(What the exercise asks): Whenever the word "value" shows up in a line of the data, copy that line.

++++ Data supplied ++++

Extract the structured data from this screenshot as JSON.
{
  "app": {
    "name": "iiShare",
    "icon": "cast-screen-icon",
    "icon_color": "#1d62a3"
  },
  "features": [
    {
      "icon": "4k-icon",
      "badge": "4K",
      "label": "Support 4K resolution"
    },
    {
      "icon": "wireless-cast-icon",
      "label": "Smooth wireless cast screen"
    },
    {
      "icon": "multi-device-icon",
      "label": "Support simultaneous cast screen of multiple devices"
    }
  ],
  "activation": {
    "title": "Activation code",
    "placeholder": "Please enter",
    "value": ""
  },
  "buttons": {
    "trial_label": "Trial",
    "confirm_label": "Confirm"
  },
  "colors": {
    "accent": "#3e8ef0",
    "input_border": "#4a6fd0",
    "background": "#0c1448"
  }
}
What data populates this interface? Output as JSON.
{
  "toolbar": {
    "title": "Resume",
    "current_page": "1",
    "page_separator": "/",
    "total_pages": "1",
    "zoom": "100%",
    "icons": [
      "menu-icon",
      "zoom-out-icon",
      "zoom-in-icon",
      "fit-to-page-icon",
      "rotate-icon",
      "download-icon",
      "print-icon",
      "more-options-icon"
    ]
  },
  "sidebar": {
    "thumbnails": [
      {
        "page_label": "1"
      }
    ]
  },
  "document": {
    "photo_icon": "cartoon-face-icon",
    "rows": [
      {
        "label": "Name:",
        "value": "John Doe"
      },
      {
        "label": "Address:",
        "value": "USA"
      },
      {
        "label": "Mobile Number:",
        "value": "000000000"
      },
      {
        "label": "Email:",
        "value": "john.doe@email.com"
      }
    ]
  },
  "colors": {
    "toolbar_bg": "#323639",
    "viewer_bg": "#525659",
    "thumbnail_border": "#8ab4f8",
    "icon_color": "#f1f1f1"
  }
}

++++

(Output of the task):
    "value": ""
        "value": "John Doe"
        "value": "USA"
        "value": "000000000"
        "value": "john.doe@email.com"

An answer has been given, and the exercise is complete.